My best days abroad were unplanned. They were the days that I stepped outside, whether in my host city or in a place I had traveled to, and let the place direct me. My best days were spent walking with no agenda around various places in Italy and Europe: maybe a gelato in my hand, a general idea of where I wanted to head, and a pretty sky. I learned about history, art, and culture all around me: stumbling upon museums, looking up at beautiful, massive buildings, passing by some of the most iconic spots in the world.
The learning experience abroad is vastly different from that in classes on campus. For me, classes meant a fifteen minute, dreamy walk to a hotel older than anything in Charleston. Indeed, it was tied to the Medici family long ago. I even heard rumors that Da Vinci worked in its garden. Classes were discussion-heavy and specific to our experiences. In the classroom, which was really just a conference room, we discussed differences in Italian culture and American culture, thought about our identity on a broader scale, learned about important Italian figures that also roamed the streets of Florence, and pondered about the perception of Italy through American eyes; I was living and breathing Italy, nearly every part of our class time tied back to where I was — one of the most historically and culturally significant places in the world.

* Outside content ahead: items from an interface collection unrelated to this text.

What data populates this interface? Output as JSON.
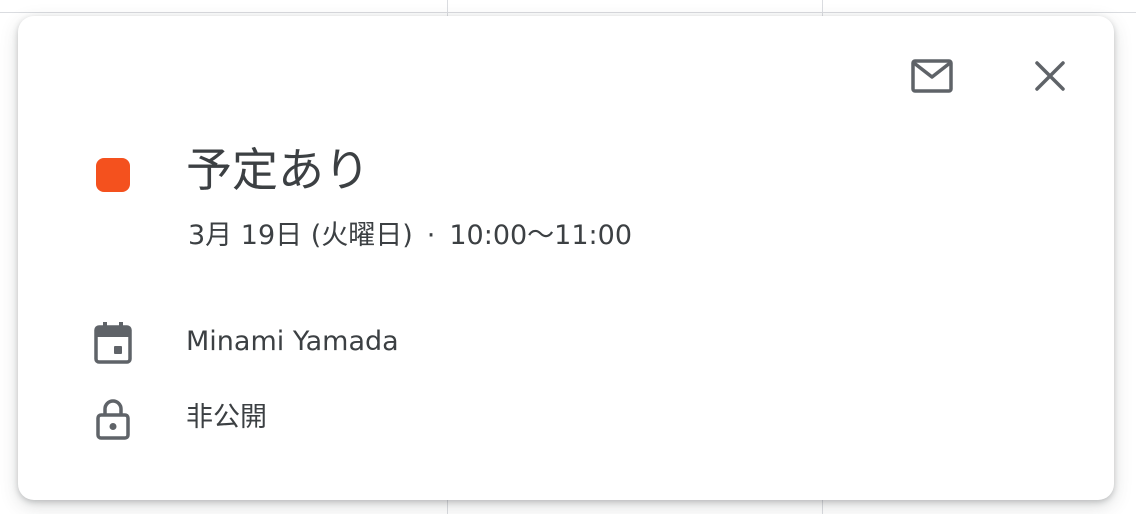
{
  "event": {
    "title": "予定あり",
    "date": "3月 19日 (火曜日)",
    "separator": "·",
    "time": "10:00〜11:00",
    "color": "#f4511e"
  },
  "details": {
    "calendar_owner": "Minami Yamada",
    "visibility": "非公開"
  },
  "toolbar": {
    "email_icon": "mail-icon",
    "close_icon": "close-icon"
  },
  "icons": {
    "calendar": "calendar-icon",
    "lock": "lock-icon"
  }
}
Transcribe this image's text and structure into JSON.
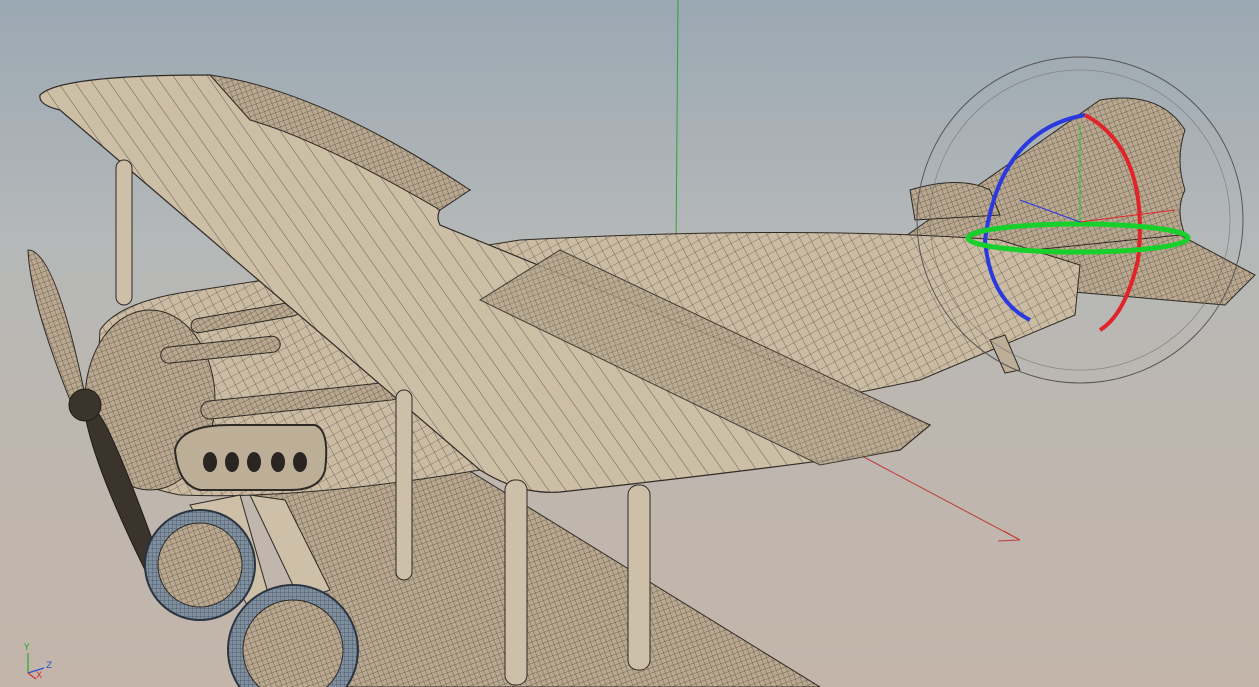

The most important thing I learned while abroad was to relinquish control and just be present as much as possible. A lot of stuff will not work out the way you want it to, but a lot of things will also exceed your expectations, and you’ll come to have fond memories of even the toughest moments. I learned to enjoy what was around me and not take the beauty the world – natural and human created – for granted.

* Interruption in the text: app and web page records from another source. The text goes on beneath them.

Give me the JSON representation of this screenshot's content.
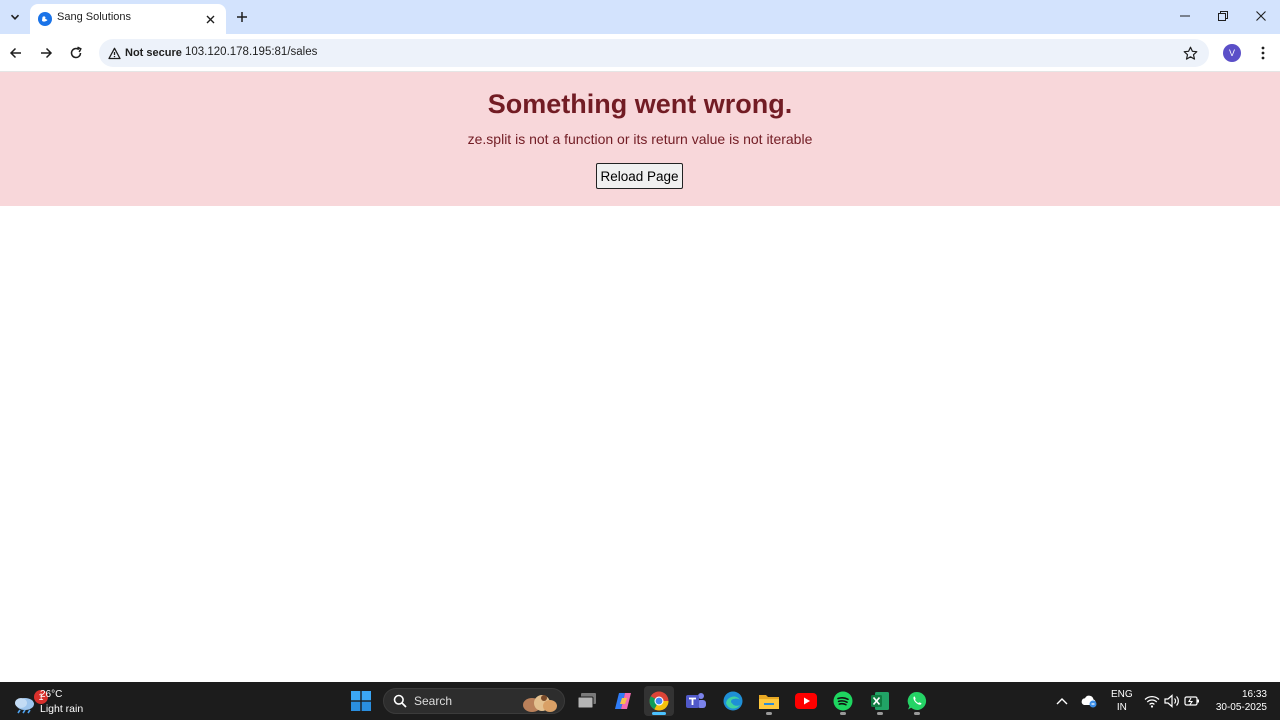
{
  "browser": {
    "tab": {
      "title": "Sang Solutions"
    },
    "address_bar": {
      "security_label": "Not secure",
      "url": "103.120.178.195:81/sales"
    },
    "profile_initial": "V",
    "colors": {
      "tabstrip": "#d3e3fd",
      "omnibox": "#edf2fa",
      "avatar": "#5b4fc8"
    }
  },
  "page": {
    "error": {
      "title": "Something went wrong.",
      "message": "ze.split is not a function or its return value is not iterable",
      "reload_label": "Reload Page"
    },
    "colors": {
      "banner_bg": "#f8d7da",
      "banner_text": "#721c24"
    }
  },
  "taskbar": {
    "weather": {
      "badge": "1",
      "temperature": "26°C",
      "condition": "Light rain"
    },
    "search_placeholder": "Search",
    "pinned_apps": [
      "start-icon",
      "search-icon",
      "task-view-icon",
      "copilot-icon",
      "chrome-icon",
      "teams-icon",
      "edge-icon",
      "file-explorer-icon",
      "youtube-icon",
      "spotify-icon",
      "excel-icon",
      "whatsapp-icon"
    ],
    "language": {
      "line1": "ENG",
      "line2": "IN"
    },
    "clock": {
      "time": "16:33",
      "date": "30-05-2025"
    }
  }
}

I’ve learned that cultural diversity is so much more stark than you can imagine. In generally every way, Italy is different than America. And while many countries in Europe have key similarities, there’s so much diversity there too. People are different everywhere you go and you can’t really pigeon-hole groups of people. Instead, just simply embrace differences, laugh off awkward encounters, and try to learn.